• Duration: 8 Days
  • Physical Rating: 3

This is a fantastic trek, covering land so far unmapped by anyone and largely uninhabited. For that reason it is an ideal place to view wildlife - llamas, vizcachas and wild horses. The trek travels over a number of passes and many camp sites are over 4,000m in altitude. Quite a demanding trek



Depart from La Paz early for the village of Pelechuco (3,300m). The journey takes us past the little visited east side of Lake Titicaca and close to the border with Peru. It is a long day with the drive taking on average 12 hours. We will sleep in local accommodation in Pelechuco.


After a three hour walk we arrive at the first pass of the trek (4,900m), after which we descend via a stone bridge to the village of Illo Illo. Camp.


Early departure from Illo Illo to the community of Piedra Grande. If the weather is clear today, you can enjoy views of the mountain El Cuchillo (5,600m).


The path continues between two mountains up to the highest pass of the trek, at 5,100m. Descending at the other side, we will pass on of the mountain's glaciers at close quarters. Our camp site tonight is the gold mining community of Sunchuli, where you will also have the chance to visit some ancient Spanish construcions.


Two passes to tackle today. The first takes us to the village of Viscachani where we can visit an abandoned gold mine. Following on from there to our second pass (4,700m), we then descend to an immense pampa called Jatunpampa (4,200m) where we will camp.


A short climb to the pass today, after which we descend into the villages of Lagunilla and Curva (3,780m). These villages are well known as the centre of the Kallawaya culture, a culture of traditional healers who have strayed very little from their pre-Inca customs.


A short trek today from Curva to Charazani (4-5 hours). This village has many archaeological sites from the Mollo culture, including the tomb of Jaramillo and the ruins of Mallku Janalaya.


Another short trek, from Charazani to Amarete, along which there are several archeological sites to visit.
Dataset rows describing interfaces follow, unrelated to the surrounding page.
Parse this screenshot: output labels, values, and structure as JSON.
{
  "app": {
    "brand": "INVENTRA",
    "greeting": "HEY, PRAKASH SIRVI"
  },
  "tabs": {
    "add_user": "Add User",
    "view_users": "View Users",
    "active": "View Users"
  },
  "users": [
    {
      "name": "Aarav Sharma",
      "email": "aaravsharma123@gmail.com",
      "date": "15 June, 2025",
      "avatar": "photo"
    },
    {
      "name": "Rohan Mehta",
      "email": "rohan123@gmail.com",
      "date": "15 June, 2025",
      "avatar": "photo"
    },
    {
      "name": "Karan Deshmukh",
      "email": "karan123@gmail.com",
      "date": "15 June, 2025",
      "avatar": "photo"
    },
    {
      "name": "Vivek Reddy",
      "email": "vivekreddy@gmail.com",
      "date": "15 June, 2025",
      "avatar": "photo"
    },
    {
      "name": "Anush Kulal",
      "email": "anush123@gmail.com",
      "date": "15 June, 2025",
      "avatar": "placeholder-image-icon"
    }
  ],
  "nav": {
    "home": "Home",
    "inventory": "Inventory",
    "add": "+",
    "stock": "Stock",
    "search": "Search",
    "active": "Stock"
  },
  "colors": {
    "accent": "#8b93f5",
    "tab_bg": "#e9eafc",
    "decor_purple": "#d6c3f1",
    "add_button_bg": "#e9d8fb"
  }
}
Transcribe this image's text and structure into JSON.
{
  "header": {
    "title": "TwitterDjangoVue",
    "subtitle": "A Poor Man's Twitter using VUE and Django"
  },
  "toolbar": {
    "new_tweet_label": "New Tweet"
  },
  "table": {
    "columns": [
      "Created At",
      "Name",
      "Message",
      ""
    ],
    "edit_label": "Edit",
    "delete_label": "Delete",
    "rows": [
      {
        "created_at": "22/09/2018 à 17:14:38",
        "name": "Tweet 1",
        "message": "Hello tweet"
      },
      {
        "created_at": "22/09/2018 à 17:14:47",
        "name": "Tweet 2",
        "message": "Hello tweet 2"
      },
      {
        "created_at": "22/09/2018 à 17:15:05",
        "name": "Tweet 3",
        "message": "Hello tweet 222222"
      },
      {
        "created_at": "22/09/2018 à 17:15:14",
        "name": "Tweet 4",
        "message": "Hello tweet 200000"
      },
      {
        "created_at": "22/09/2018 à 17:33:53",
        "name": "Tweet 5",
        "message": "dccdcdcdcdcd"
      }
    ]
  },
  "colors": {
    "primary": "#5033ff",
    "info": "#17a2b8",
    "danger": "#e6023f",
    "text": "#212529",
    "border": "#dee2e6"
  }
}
A vehicle awaits us in Amarete for our return to La Paz.

Did you know?

The only existing map of this area is one sketched by a German explorer in the early 1990s. As it is close to the border with Peru and due to the dispute over the true border, it is unlikely there will be any commercial maps of this area for some time.